""Classical jujutsu of ancient Japan seemed to have no common strategy for guiding a fighter through the course of the fight. Of course, this was one of Kano's fundamental criticisms of the classic program. Maeda not only taught the art of judo to Carlos Gracie, but also taught a particular philosophy about the nature of combat developed by Kano, and further refined it through his travels around the world competing against fighters specialized in a wide variety of martial arts. . ""
The book summarizes in detail Maeda's theory regarding the fact that physical combat can be broken into distinct phases, such as the swapping phase, the wrestling phase, the ground one, etc. Thus, the goal of the smart fighter was to keep the fight at the stage for which their skills best suit. Renzo Gracie noted that this was of fundamental influence in the Gracie's approach to combat, these strategies were further developed over time by Gracie and others, becoming prominent in contemporary MMA.
UFC 1 - Royce Gracie vs Ken Shamrock
As in Judo and Karate, also in Brazilian Jiu Jitsu it is customary to distinguish the progress of practitioners by assigning them colored belts. The belts start from white, blue, purple, brown, black, red-black, red-white, red. BJJ is also one of the few martial arts where a student is allowed to teach even if he is not yet a black belt.
Organizations and leagues.
The first Brazilian jiu-jitsu federation was the Guanabara Jiu-Jitsu Federation in Rio de Janeiro.
There are currently many international organizations that deal with the development and dissemination of Brazilian jiu-jitsu among which the most prestigious are three: the SJJIF, the IBJJF and the UAEJJF.
SJJIF, International Federation of Sports Jiu-jitsu, is a non-profit organization with federations and tournaments around the world with the mission of making Brazilian jiu-jitsu an Olympic sport. The SJJIF in 2016 was recognized by the Federação de Jiu-Jitsu da Guanabara (today called Federação de Jiu-Jitsu do Estado do Rio de Janeiro) as the true International Federation of Brazilian jiu-jitsu.
The IBJJF, International Federation of Brazilian jiu-jitsu, is an organization that hosts numerous tournaments but which, being a commercial company for profit without a democratic organization, does not meet the requirements (non-profit and democratic form) , to obtain the recognition of the international sports authorities (GAISF and CIO). As the first organization to create international events in the industry, their leagues are still successful.
The UAEJJF is the Jiu-Jitsu Federation of the United Arab Emirates that deals with the development of Brazilian Jiu-Jitsu both at the sports-federal level and at the professional level.
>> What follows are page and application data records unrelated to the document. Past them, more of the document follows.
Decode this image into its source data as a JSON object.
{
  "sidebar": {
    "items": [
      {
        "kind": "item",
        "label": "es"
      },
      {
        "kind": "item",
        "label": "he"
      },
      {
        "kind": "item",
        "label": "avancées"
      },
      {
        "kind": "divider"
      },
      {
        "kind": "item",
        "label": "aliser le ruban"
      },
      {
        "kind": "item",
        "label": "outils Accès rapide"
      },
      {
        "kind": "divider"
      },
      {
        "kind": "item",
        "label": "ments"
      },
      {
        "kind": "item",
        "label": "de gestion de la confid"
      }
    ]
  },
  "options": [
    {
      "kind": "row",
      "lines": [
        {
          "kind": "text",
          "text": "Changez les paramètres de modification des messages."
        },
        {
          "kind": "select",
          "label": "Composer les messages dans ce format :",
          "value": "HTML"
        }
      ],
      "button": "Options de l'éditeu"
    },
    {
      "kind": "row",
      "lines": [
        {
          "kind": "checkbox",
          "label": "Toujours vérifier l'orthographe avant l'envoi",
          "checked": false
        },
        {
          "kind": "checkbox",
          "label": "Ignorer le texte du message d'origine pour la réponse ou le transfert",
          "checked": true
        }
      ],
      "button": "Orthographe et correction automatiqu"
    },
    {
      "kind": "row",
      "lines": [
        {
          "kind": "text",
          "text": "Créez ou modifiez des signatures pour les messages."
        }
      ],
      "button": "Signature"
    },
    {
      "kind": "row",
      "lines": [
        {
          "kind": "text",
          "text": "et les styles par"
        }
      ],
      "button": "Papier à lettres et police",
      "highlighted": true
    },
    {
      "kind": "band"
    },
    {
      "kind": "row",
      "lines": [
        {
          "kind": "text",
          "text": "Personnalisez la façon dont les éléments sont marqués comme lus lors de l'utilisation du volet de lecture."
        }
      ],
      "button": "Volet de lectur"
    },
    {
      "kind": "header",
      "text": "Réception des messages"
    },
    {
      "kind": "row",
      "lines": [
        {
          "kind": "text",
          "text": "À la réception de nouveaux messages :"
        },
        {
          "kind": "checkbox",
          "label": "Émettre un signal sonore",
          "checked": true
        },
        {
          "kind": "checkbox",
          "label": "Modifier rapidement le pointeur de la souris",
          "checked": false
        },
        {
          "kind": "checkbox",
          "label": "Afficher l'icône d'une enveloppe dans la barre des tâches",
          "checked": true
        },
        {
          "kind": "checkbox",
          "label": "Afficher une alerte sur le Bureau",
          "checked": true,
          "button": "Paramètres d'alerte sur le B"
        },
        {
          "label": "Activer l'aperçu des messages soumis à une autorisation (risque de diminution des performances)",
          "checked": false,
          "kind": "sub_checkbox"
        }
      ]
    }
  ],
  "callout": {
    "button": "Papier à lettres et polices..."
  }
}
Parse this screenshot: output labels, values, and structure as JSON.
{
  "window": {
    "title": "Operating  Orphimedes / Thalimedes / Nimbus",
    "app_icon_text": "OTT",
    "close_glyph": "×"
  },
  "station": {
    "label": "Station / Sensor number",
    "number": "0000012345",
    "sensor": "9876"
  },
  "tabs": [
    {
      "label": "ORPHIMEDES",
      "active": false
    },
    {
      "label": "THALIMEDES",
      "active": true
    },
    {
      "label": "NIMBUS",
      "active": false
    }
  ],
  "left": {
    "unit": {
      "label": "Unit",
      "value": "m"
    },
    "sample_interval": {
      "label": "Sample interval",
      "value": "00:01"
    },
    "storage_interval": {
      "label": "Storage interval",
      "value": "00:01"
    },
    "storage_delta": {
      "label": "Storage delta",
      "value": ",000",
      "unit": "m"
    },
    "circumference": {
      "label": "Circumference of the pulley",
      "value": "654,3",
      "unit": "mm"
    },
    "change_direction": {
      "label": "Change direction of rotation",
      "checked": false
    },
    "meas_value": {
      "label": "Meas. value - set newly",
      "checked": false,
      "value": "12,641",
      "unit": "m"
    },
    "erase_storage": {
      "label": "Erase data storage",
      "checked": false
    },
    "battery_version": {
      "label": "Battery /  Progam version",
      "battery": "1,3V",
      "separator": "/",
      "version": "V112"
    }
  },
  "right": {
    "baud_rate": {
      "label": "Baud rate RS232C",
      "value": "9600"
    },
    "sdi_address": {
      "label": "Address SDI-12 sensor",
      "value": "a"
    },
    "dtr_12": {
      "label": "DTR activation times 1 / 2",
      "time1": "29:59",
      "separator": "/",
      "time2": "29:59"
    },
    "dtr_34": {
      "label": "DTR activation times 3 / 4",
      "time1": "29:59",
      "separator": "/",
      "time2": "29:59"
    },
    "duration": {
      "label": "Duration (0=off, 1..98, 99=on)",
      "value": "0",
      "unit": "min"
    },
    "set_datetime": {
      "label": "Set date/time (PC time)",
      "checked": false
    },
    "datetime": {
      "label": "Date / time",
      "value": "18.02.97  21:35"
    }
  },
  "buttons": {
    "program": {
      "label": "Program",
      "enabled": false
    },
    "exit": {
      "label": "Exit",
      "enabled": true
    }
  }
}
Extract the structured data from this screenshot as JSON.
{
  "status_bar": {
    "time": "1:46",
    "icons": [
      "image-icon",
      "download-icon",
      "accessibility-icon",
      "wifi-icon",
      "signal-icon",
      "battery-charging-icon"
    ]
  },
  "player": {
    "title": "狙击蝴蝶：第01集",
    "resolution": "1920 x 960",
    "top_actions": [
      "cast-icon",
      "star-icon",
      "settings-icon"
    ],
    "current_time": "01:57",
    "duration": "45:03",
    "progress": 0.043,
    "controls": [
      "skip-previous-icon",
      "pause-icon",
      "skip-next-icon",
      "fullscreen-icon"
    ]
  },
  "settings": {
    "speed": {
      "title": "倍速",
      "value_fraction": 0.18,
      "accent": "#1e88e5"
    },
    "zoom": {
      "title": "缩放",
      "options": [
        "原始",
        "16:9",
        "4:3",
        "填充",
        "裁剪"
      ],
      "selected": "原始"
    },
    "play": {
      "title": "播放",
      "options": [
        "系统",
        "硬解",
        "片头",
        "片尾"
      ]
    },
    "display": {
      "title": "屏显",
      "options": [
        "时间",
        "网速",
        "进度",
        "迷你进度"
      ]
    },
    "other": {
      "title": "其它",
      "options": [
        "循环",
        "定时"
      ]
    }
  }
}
By joining the JJIF (Ju-Jitsu International Federation, Federation recognized by the GAISF), the UAEJJF Federation changed the old regulation of Ne-Waza to that of Brazilian Jiu-Jitsu.
IBJJF World Championship
Since 2008 the UAEJJF has periodically organized national, continental and world professional Jiu-Jitsu tournaments: among these the World Professional Jiu-Jitsu Cup, held annually in Abu Dhabi in April.
Although officially recognized as Submission Grappling competitions, the ADCC tournaments, organized by the Abu Dhabi Combat Club, see the frequent participation of BJJ athletes. The most decorated athlete of the Abu Dhabi tournament is Marcelo Garcia, winner of 4 ADCC tournaments and a large number of Brazilian IBJJF World and Championships.
Marcelo Garcia to the ADCC
The programs and regulations of the BJJ Brazilian Jiu Jitsu. (For the programs and regulations of the BJJ, the WKLF refers to the relevant international Federations)